DATA:
┌────────

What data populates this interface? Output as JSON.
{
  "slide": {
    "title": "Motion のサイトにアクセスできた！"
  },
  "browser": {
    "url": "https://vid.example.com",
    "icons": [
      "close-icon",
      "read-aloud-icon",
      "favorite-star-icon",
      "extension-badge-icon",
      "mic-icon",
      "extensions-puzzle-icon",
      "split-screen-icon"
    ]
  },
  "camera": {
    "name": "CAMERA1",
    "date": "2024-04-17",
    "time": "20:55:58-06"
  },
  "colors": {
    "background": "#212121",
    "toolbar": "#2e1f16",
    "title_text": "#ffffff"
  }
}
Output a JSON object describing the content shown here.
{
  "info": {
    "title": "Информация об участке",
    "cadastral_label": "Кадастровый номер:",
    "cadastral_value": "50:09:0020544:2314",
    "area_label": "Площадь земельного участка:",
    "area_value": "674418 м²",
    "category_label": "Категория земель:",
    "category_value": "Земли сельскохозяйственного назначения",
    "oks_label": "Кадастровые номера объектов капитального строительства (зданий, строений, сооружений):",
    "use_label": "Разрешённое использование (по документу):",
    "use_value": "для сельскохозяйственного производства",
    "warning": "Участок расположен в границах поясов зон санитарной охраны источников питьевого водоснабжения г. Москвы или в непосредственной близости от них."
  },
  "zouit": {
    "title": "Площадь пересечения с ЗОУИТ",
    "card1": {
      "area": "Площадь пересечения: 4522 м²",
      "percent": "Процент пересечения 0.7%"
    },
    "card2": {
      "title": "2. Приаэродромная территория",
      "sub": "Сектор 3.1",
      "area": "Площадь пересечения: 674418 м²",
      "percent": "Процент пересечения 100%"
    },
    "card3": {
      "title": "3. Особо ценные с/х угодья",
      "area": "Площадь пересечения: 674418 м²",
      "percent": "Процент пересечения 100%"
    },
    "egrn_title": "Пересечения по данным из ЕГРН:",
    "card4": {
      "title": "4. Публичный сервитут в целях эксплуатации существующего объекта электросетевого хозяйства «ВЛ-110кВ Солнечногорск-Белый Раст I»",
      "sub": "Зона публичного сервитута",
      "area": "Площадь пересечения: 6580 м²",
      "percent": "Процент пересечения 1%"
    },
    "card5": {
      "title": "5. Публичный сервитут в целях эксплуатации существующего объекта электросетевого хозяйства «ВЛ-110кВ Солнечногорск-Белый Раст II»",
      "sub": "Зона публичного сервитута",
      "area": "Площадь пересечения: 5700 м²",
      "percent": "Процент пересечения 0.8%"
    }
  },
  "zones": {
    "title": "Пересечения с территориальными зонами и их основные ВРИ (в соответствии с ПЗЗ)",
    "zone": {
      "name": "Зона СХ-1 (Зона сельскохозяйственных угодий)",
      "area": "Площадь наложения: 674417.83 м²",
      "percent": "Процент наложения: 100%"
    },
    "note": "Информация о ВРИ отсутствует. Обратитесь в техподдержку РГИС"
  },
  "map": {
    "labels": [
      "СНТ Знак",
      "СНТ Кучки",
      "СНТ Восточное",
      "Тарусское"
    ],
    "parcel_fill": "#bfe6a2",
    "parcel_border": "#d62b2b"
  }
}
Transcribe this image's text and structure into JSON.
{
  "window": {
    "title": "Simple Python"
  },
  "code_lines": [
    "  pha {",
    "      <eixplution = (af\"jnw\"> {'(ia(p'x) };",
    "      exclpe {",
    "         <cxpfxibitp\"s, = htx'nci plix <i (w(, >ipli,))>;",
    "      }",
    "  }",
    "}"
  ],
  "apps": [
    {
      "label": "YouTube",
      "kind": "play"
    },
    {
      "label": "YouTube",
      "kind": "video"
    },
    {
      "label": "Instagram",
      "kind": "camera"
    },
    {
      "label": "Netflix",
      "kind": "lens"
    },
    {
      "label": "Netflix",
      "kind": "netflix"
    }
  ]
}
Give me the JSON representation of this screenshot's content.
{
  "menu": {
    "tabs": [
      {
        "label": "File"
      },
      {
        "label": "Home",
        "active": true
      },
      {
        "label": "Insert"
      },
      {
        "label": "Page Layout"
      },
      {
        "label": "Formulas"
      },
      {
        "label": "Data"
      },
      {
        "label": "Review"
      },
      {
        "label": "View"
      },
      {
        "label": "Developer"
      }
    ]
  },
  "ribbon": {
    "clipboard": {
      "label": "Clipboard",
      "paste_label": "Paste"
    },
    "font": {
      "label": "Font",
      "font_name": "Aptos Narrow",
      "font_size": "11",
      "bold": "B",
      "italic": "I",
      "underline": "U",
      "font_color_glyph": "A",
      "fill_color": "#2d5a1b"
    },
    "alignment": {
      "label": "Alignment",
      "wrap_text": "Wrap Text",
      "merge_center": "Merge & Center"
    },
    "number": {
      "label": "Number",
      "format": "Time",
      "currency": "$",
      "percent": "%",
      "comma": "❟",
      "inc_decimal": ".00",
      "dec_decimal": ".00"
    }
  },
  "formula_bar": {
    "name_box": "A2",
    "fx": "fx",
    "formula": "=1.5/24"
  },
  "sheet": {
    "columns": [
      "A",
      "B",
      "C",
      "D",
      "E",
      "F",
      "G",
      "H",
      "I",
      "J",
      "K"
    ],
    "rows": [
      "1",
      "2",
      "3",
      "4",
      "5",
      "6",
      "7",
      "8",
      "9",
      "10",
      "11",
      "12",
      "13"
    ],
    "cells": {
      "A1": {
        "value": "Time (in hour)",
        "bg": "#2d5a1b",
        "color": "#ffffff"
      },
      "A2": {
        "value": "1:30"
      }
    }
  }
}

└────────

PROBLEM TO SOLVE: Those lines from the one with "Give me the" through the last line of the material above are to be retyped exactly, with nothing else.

WRITTEN SOLUTION:
Give me the JSON representation of this screenshot's content.
{
  "menu": {
    "tabs": [
      {
        "label": "File"
      },
      {
        "label": "Home",
        "active": true
      },
      {
        "label": "Insert"
      },
      {
        "label": "Page Layout"
      },
      {
        "label": "Formulas"
      },
      {
        "label": "Data"
      },
      {
        "label": "Review"
      },
      {
        "label": "View"
      },
      {
        "label": "Developer"
      }
    ]
  },
  "ribbon": {
    "clipboard": {
      "label": "Clipboard",
      "paste_label": "Paste"
    },
    "font": {
      "label": "Font",
      "font_name": "Aptos Narrow",
      "font_size": "11",
      "bold": "B",
      "italic": "I",
      "underline": "U",
      "font_color_glyph": "A",
      "fill_color": "#2d5a1b"
    },
    "alignment": {
      "label": "Alignment",
      "wrap_text": "Wrap Text",
      "merge_center": "Merge & Center"
    },
    "number": {
      "label": "Number",
      "format": "Time",
      "currency": "$",
      "percent": "%",
      "comma": "❟",
      "inc_decimal": ".00",
      "dec_decimal": ".00"
    }
  },
  "formula_bar": {
    "name_box": "A2",
    "fx": "fx",
    "formula": "=1.5/24"
  },
  "sheet": {
    "columns": [
      "A",
      "B",
      "C",
      "D",
      "E",
      "F",
      "G",
      "H",
      "I",
      "J",
      "K"
    ],
    "rows": [
      "1",
      "2",
      "3",
      "4",
      "5",
      "6",
      "7",
      "8",
      "9",
      "10",
      "11",
      "12",
      "13"
    ],
    "cells": {
      "A1": {
        "value": "Time (in hour)",
        "bg": "#2d5a1b",
        "color": "#ffffff"
      },
      "A2": {
        "value": "1:30"
      }
    }
  }
}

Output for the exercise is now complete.